● EXERCISE:
Filter the records, keeping every line that has the string "icon".

● INPUT MATERIAL:
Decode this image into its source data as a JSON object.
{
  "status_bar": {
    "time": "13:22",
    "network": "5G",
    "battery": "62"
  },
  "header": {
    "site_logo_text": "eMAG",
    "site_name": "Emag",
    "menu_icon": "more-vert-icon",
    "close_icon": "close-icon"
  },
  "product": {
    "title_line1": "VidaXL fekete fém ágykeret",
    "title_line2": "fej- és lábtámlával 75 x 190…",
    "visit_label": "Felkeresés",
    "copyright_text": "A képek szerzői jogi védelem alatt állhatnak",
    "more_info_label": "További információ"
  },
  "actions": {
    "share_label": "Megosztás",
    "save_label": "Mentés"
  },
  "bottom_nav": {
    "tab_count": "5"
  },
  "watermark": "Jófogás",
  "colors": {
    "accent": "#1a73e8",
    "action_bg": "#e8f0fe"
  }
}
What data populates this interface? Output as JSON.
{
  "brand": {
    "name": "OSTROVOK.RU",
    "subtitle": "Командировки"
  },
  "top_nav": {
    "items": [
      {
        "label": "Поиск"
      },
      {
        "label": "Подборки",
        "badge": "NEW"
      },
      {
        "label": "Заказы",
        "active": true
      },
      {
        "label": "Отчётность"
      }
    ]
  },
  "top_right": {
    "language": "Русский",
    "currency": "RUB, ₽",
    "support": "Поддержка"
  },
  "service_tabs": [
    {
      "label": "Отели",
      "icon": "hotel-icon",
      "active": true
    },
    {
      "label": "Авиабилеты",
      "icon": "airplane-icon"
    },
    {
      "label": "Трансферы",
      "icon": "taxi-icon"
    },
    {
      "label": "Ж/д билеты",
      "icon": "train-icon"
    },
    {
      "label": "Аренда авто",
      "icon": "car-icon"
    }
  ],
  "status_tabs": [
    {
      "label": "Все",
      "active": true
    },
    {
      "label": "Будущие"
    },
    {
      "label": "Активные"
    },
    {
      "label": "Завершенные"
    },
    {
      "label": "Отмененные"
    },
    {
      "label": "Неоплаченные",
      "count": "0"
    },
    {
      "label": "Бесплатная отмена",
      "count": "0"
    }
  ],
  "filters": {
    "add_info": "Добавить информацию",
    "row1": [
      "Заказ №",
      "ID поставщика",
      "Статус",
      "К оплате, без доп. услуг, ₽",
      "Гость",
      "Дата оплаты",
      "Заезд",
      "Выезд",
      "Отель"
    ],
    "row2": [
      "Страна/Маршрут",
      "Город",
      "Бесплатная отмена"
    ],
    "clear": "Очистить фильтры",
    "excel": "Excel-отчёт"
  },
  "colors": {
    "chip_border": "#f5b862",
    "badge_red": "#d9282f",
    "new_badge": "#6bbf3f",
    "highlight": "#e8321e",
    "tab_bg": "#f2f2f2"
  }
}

● SOLUTION FOR THIS TASK:
    "menu_icon": "more-vert-icon",
    "close_icon": "close-icon"
      "icon": "hotel-icon",
      "icon": "airplane-icon"
      "icon": "taxi-icon"
      "icon": "train-icon"
      "icon": "car-icon"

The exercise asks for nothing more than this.